  16. ^ a b c Associated Press (January 25, 1978). "Network Offers TV Alternative for Terror Film". The Palm Beach Post. p. 61. Retrieved July 14, 2016 – via 
  17. ^ "Black Christmas 25th Anniversary: DVD". DVD Talk. Retrieved November 19, 2017. 
  18. ^ Black Christmas (DVD). Critical Mass. 2001. 
  19. ^ Black Christmas (DVD). Critical Mass. 2002. ISBN 1-55259-366-5. 
  20. ^ Black Christmas (DVD). Critical Mass. 2006. 
  21. ^ "Black Christmas Blu-ray". Retrieved November 19, 2017. 

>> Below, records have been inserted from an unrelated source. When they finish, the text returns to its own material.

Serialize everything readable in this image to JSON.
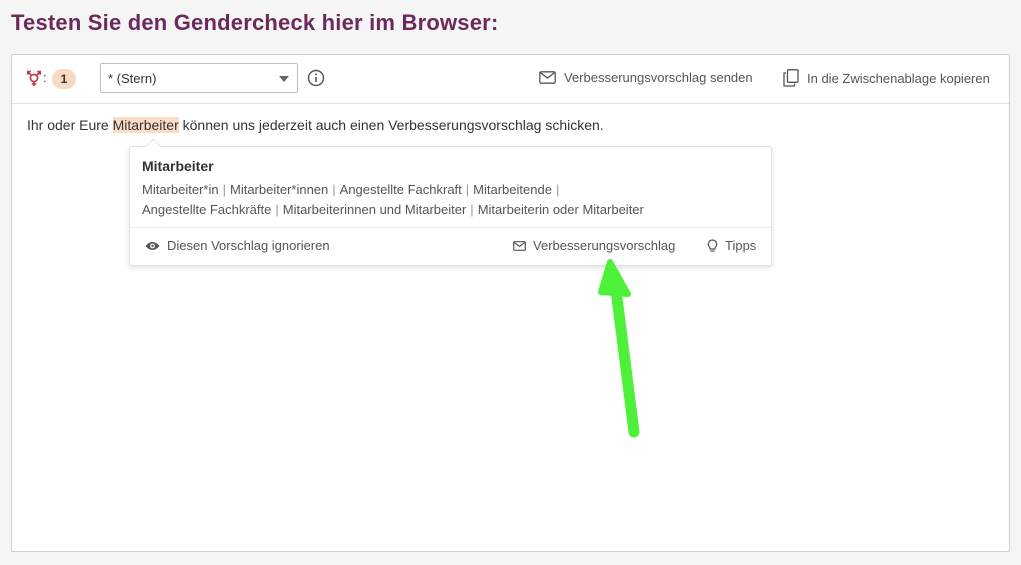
{
  "page": {
    "title": "Testen Sie den Gendercheck hier im Browser:"
  },
  "toolbar": {
    "gender_icon": "gender-symbol-icon",
    "colon": ":",
    "count": "1",
    "select_value": "* (Stern)",
    "info_icon": "info-icon",
    "send_label": "Verbesserungsvorschlag senden",
    "copy_label": "In die Zwischenablage kopieren"
  },
  "editor": {
    "before": "Ihr oder Eure ",
    "highlight": "Mitarbeiter",
    "after": " können uns jederzeit auch einen Verbesserungsvorschlag schicken."
  },
  "popup": {
    "word": "Mitarbeiter",
    "suggestions": [
      "Mitarbeiter*in",
      "Mitarbeiter*innen",
      "Angestellte Fachkraft",
      "Mitarbeitende",
      "Angestellte Fachkräfte",
      "Mitarbeiterinnen und Mitarbeiter",
      "Mitarbeiterin oder Mitarbeiter"
    ],
    "separator": "|",
    "ignore_label": "Diesen Vorschlag ignorieren",
    "suggest_label": "Verbesserungsvorschlag",
    "tips_label": "Tipps"
  },
  "colors": {
    "title": "#6b2a5b",
    "highlight": "#fbdcc6",
    "badge": "#f9d9c2",
    "gender_icon": "#c0354a",
    "arrow": "#4ef03a"
  }
}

  22. ^ Hanley, Ken W. (October 15, 2015). "Exclusive Trailer: Anchor Bay Canada's "BLACK CHRISTMAS" Blu-ray, 'Seasons Grievings' Edition!". Fangoria. Retrieved November 20, 2017. 
  23. ^ a b Spurlin, Thomas (January 20, 2017). "Black Christmas: Collector's Edition". DVD Talk. Retrieved November 20, 2017. 

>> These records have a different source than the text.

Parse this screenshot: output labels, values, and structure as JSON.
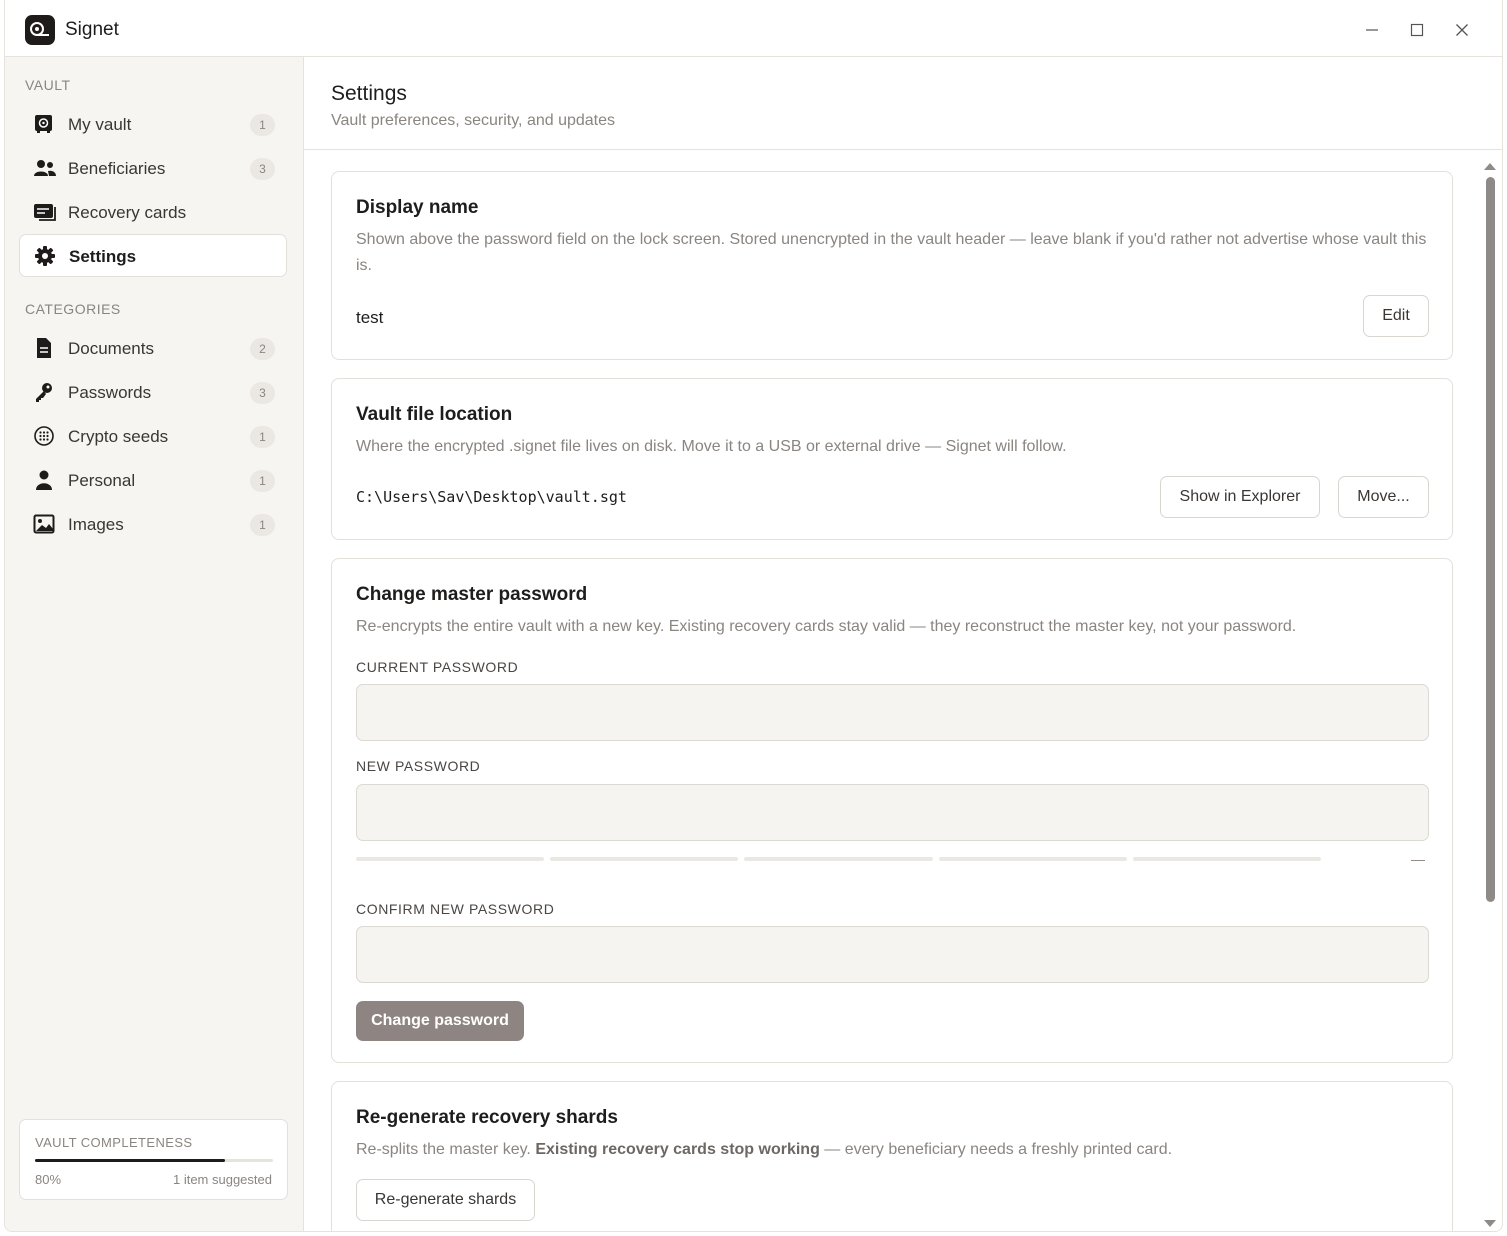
{
  "window": {
    "title": "Signet",
    "controls": [
      "minimize",
      "maximize",
      "close"
    ]
  },
  "sidebar": {
    "vault_label": "VAULT",
    "vault_items": [
      {
        "label": "My vault",
        "count": "1",
        "icon": "safe-icon"
      },
      {
        "label": "Beneficiaries",
        "count": "3",
        "icon": "people-icon"
      },
      {
        "label": "Recovery cards",
        "count": "",
        "icon": "cards-icon"
      },
      {
        "label": "Settings",
        "count": "",
        "icon": "gear-icon",
        "active": true
      }
    ],
    "categories_label": "CATEGORIES",
    "category_items": [
      {
        "label": "Documents",
        "count": "2",
        "icon": "document-icon"
      },
      {
        "label": "Passwords",
        "count": "3",
        "icon": "key-icon"
      },
      {
        "label": "Crypto seeds",
        "count": "1",
        "icon": "seed-grid-icon"
      },
      {
        "label": "Personal",
        "count": "1",
        "icon": "person-icon"
      },
      {
        "label": "Images",
        "count": "1",
        "icon": "image-icon"
      }
    ],
    "completeness": {
      "title": "VAULT COMPLETENESS",
      "progress": 0.8,
      "percent_label": "80%",
      "suggested": "1 item suggested"
    }
  },
  "header": {
    "title": "Settings",
    "subtitle": "Vault preferences, security, and updates"
  },
  "display_name": {
    "title": "Display name",
    "description": "Shown above the password field on the lock screen. Stored unencrypted in the vault header — leave blank if you'd rather not advertise whose vault this is.",
    "value": "test",
    "edit_label": "Edit"
  },
  "vault_location": {
    "title": "Vault file location",
    "description": "Where the encrypted .signet file lives on disk. Move it to a USB or external drive — Signet will follow.",
    "path": "C:\\Users\\Sav\\Desktop\\vault.sgt",
    "show_label": "Show in Explorer",
    "move_label": "Move..."
  },
  "change_password": {
    "title": "Change master password",
    "description": "Re-encrypts the entire vault with a new key. Existing recovery cards stay valid — they reconstruct the master key, not your password.",
    "current_label": "CURRENT PASSWORD",
    "current_value": "",
    "new_label": "NEW PASSWORD",
    "new_value": "",
    "strength_text": "—",
    "confirm_label": "CONFIRM NEW PASSWORD",
    "confirm_value": "",
    "submit_label": "Change password"
  },
  "regenerate": {
    "title": "Re-generate recovery shards",
    "desc_before": "Re-splits the master key. ",
    "desc_bold": "Existing recovery cards stop working",
    "desc_after": " — every beneficiary needs a freshly printed card.",
    "button_label": "Re-generate shards"
  }
}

  24. ^ "Screen: Murky Whodunit: 'Black Christmas' Is at Local Theaters". The New York Times. October 20, 1975. Retrieved June 4, 2012.  1/5 stars

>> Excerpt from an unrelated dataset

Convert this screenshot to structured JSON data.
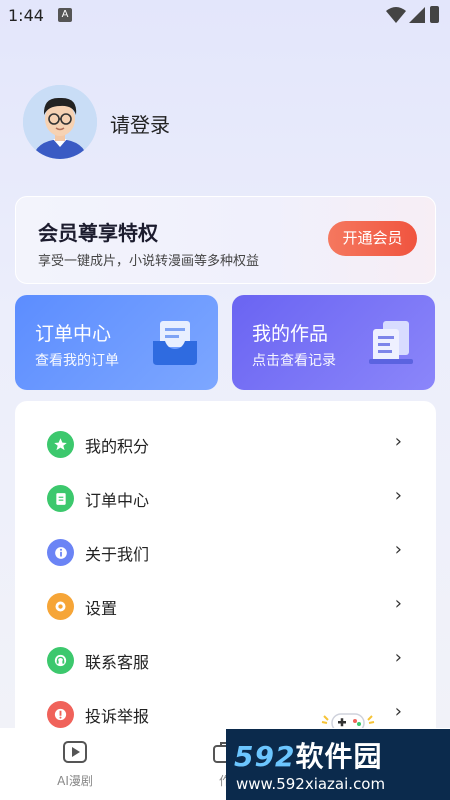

  25. ^ "Black Christmas". Variety. December 31, 1974. Archived from the original on December 31, 2013. Retrieved November 18, 2017. 
  26. ^ "Black Christmas (1974)". Rotten Tomatoes. Retrieved 4 June 2012. 
  27. ^ "Black Christmas". Film Threat. December 24, 2004. Retrieved June 4, 2012. 
  28. ^ "Black Christmas (1974) Review". TV Guide. Retrieved November 20, 2017.  3/4 stars
  29. ^ Maltin, Leonard; Carson, Darwyn; Sader, Luke. Leonard Maltin's 2014 Movie Guide. Penguin Press. p. 137. ISBN 978-0-451-41810-4. 
  30. ^ "Black Christmas". Time Out. London. Archived from the original on November 7, 2012. Retrieved November 9, 2017. 
  31. ^ "Canadian Film Awards". Cinema Canada. Cinema Canada Magazine Foundation (18–24): 25. 1975. 
  32. ^ Rist, Peter, ed. (2001). Guide to the Cinema(s) of Canada. Greenwood Publishing Group. p. 112. ISBN 978-0-313-29931-5. 
  33. ^ "Best-film showdown: 11 vie for all-Canadian honours". Ottawa Journal. October 3, 1975. p. 39. Retrieved March 28, 2018 – via  Free to read
  34. ^ Crump, William D. (2013). The Christmas Encyclopedia (3rd ed.). McFarland. p. 43. ISBN 978-1-476-60573-9. 
  35. ^ Squires, John (November 11, 2016). "How 'Halloween' Was Basically an Unofficial 'Black Christmas' Sequel". 
  36. ^ Muir 2011, p. 315.
  37. ^ Dirks, Tim. "Greatest Scariest Movie Moments and Scenes (B)". AMC Filmsite. 
  38. ^ Stitzel, Kelly (October 31, 2012). "Horror Movie Marathon: Part The Last". Popdose. 
  39. ^ "Skip Die Hard this year. Black Christmas is the cynical 2016 holiday movie alternative". Vox. Retrieved July 12, 2017. 
  40. ^ Cooper, Kristal (April 19, 2015). "Dreaming of a Black Christmas: revisiting the canadian classic that changed the horror genre". Toronto Film Scene. Archived from the original on April 19, 2015. Retrieved July 12, 2017. 
  41. ^ Hays, Lee (1976). Black Christmas. Popular Library. 
  42. ^ Garrett, Diane (April 4, 2007). "Bob Clark, 67, director". Variety. Retrieved November 19, 2017. 

Works cited[edit]

External links[edit]